We have a strong revenue management team at the back-end that is constantly analysing the market trends, seasonal changes and deciding prices. To give an example of Goa, the highest average room rate amongst the city’s hotels is about Rs19,000, so the luxury market exists, but no one has actually created a service differentiation that leads to a premium. The idea is not to sustain a particular price point for monetisation and brand placement, but to be accessible to all travellers seeking an experience. A study has shown that Indian travellers crossed 20 million this year and that Indians have started to take a lot of short holidays and are even travelling solo. The luxury marketplace is booming and the innovation in the food and beverage industry has soared. I am confident that this robust growth will not fizzle out and Indians will continue to seek a larger ken of what the subcontinent has to offer. Even though we are expecting a lot of inbound tourists to visit our hotels, the sheer quantum of the Indian traveller will ensure our hotels enjoy high occupancies with a good average room rate.
What was the thought behind choosing the other destinations besides Goa for your hotels?
With The Postcard Hotel, I do not wish to only create great hotels, but I wish to develop destinations. For instance, even Goa for us is not just one state, but at least five different facets to the one state. Having grown up in Delhi all my life, Goa for me was synonymous with rave parties and great beaches. However, through my travels and with the research for Postcard Hotels, we realise that there is a north Goa with dense forests as well as the party hubs; south Goa, which is relatively quieter and dotted with coconut plantations; old Goa rich with 100-year-old churches; the Goa by the sea; and the ‘new’ Goa that is the outskirts with virgin beaches and clean sand. Each unique from the other in its offering.
Thus, the focus for us as a brand is on the warmth, uniqueness and cultural wealth a destination brings with it. As we grow, on the mountains, by the sea, in the wild, nestled in the laps of tea and coffee estates, valleys and arid deserts, a Postcard Hotel shall be found in the quiet nooks and crannies across the subcontinent. We additionally feel that the growing trends of travel are more outward than inward and such locations provide the necessary experiences and solace alike, while allowing operators like us to charge a significant premium.
Do you see the brand expanding overseas in the coming years?
The Postcard is an edited hotel experience with a regional yet very chic vibe that brings along a great potential for adaption and adoption in any corner of the world. I would love to see The Postcard cross the boundaries of the subcontinent. Our focus will continue to be consummate experiences and local design-led architecture. In fact, right now, our development teams are in Sri Lanka doing extensive recces that we can embellish with our presence.

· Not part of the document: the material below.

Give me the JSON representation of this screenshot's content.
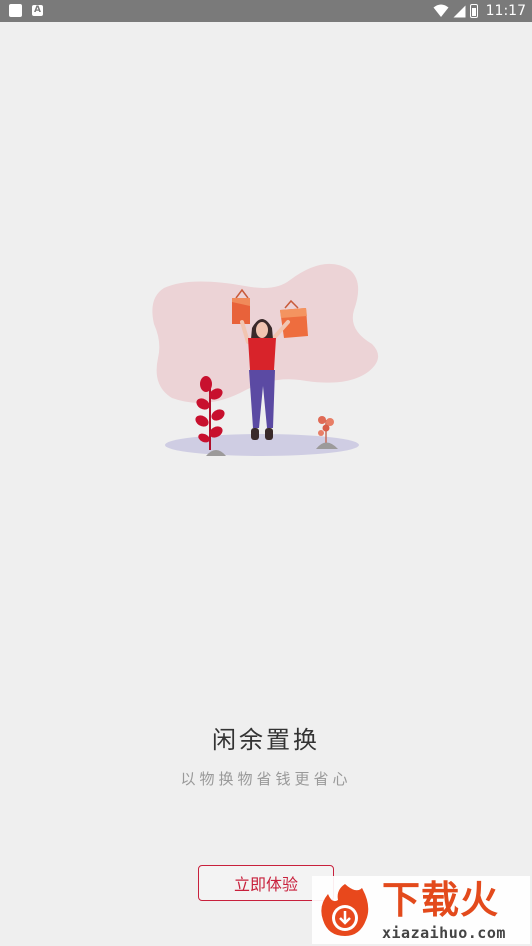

Some of the best wine estates in France had approached us and we hope to be working hard to make ‘The Postcard Way’ reach and enthuse as many people across the globe.
How inspired or different will Postcard Hotels be from Oberoi Hotels? What are the takeaways from your previous experience that you are employing here, the dos and dont’s?
The Oberoi Hotels is a great brand and I do carry with me the DNA of the luxury hospitality they offer. However, at The Postcard, the approach is more outward and experiential, and our hotels exist in a completely different space. The design, styling, food and beverage are all locally inspired and sustainable to be as close to nature as possible. For instance, lunch is cooked by a local village lady with the fish the guest caught at 3 am from the Chinese fishing nets in the middle of the Arabian Sea! The hotels are more intimate and with their design and service philosophy, breaking the norms of traditional successful hotel chains.